3. It will help you determine when to target them. With a good CRM you can set tasks, reminders and even forecast when you expect decisions and orders. This helps to keep sales focused and make the call at the right time. A forecast gives the business visibility to resource accordingly and support sales to bring in the business.
4. You'll know more about what's going on with your customers. A CRM makes it very easy to record activity but you don't have to limit this to just sales communications. The onus for the CRM shouldn’t just be on sales - you can get the whole business using it to record customer service tasks and activities, records of invoices sent, when you've chased payment, produced the job or dispatched it. The notes don’t have to be 'War and Peace', just simple concise notes. It really gives you an advantage when you next need to get in touch; it prepares you for the type of conversation or communication you can expect and lets the customer know that you're interested in them.
5. You'll be able to see what works. If you're using an integrated CRM, you can do more than just record marketing and sales activities - you can also see which of them worked best. When an order is placed, the MIS user can assign the job to a specific campaign and this can all be reported on to asses the ROI of your marketing.
Here's a quick 10 step guide to getting started:
1. Start by categorizing your contacts into:
2. You might want to record if they're active or inactive too (e.g. lost customer or prospect) because you'll probably want to treat them differently. For example, lost customers could be included in marketing activities to prospects, or they could have their own "here's a reward if you come back" type promotion.
3. Create a filtered list of people who have similar needs and so will be interested in the same type of communication or campaign. Here's a few examples to get you started:
5. Create a named marketing campaign in the CRM and assign it to the contacts in your list.
6. Whenever a contact asks for an estimate, assign it to the correct campaign. This might be obvious where there's only one campaign associated with that contact or, if there's more than one, you may need to clarify with the contact themselves.
7. If your CRM is integrated, the MIS will record when that estimate is turned into a job and assign revenue to the relevant campaign.
8. Again, if your CRM is integrated, you can then use it to report on:
9. Once you've worked out which campaigns work best, you then know what to focus on going forward.
10. Finally, don't forget to tell the whole team about the CRM and what information you want them to record on there - it doesn't just have to be sales related!
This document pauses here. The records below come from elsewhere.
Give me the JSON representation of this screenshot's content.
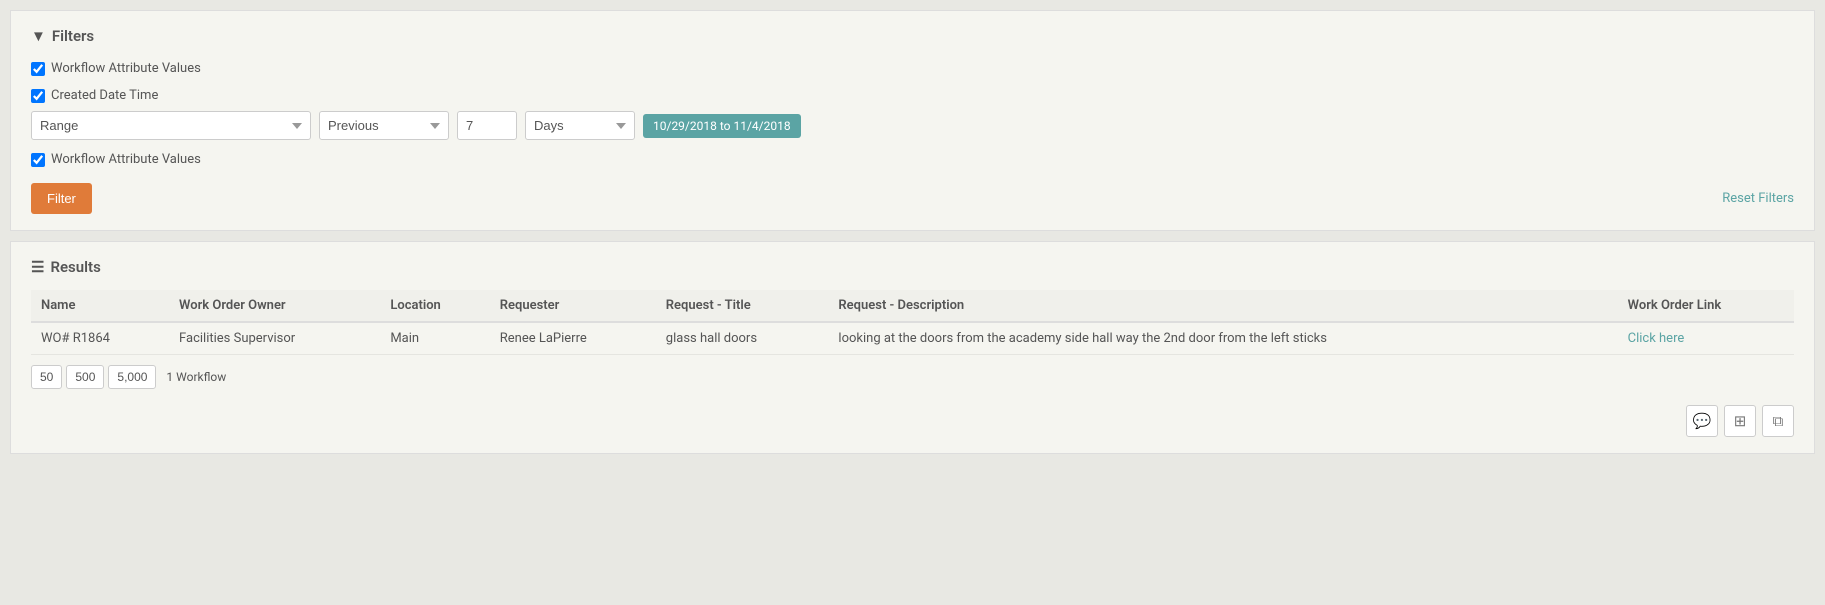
{
  "filters": {
    "title": "Filters",
    "filter_icon": "funnel-icon",
    "checkbox1": {
      "label": "Workflow Attribute Values",
      "checked": true
    },
    "date_filter": {
      "label": "Created Date Time",
      "checked": true,
      "range_options": [
        "Range"
      ],
      "range_value": "Range",
      "previous_options": [
        "Previous"
      ],
      "previous_value": "Previous",
      "number_value": "7",
      "period_options": [
        "Days"
      ],
      "period_value": "Days",
      "date_badge": "10/29/2018 to 11/4/2018"
    },
    "checkbox2": {
      "label": "Workflow Attribute Values",
      "checked": true
    },
    "filter_button": "Filter",
    "reset_link": "Reset Filters"
  },
  "results": {
    "title": "Results",
    "columns": [
      "Name",
      "Work Order Owner",
      "Location",
      "Requester",
      "Request - Title",
      "Request - Description",
      "Work Order Link"
    ],
    "rows": [
      {
        "name": "WO# R1864",
        "work_order_owner": "Facilities Supervisor",
        "location": "Main",
        "requester": "Renee LaPierre",
        "request_title": "glass hall doors",
        "request_description": "looking at the doors from the academy side hall way the 2nd door from the left sticks",
        "work_order_link": "Click here"
      }
    ],
    "page_sizes": [
      "50",
      "500",
      "5,000"
    ],
    "workflow_count": "1 Workflow",
    "icons": {
      "chat": "💬",
      "grid": "⊞",
      "copy": "⧉"
    }
  }
}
Hopefully that's answered some of the questions that you have about CRM and given you some ideas about how to progress with your own CRM project.
With CRM users reporting a 600% Return on Investment, it does make you wonder why more print companies aren't using it already!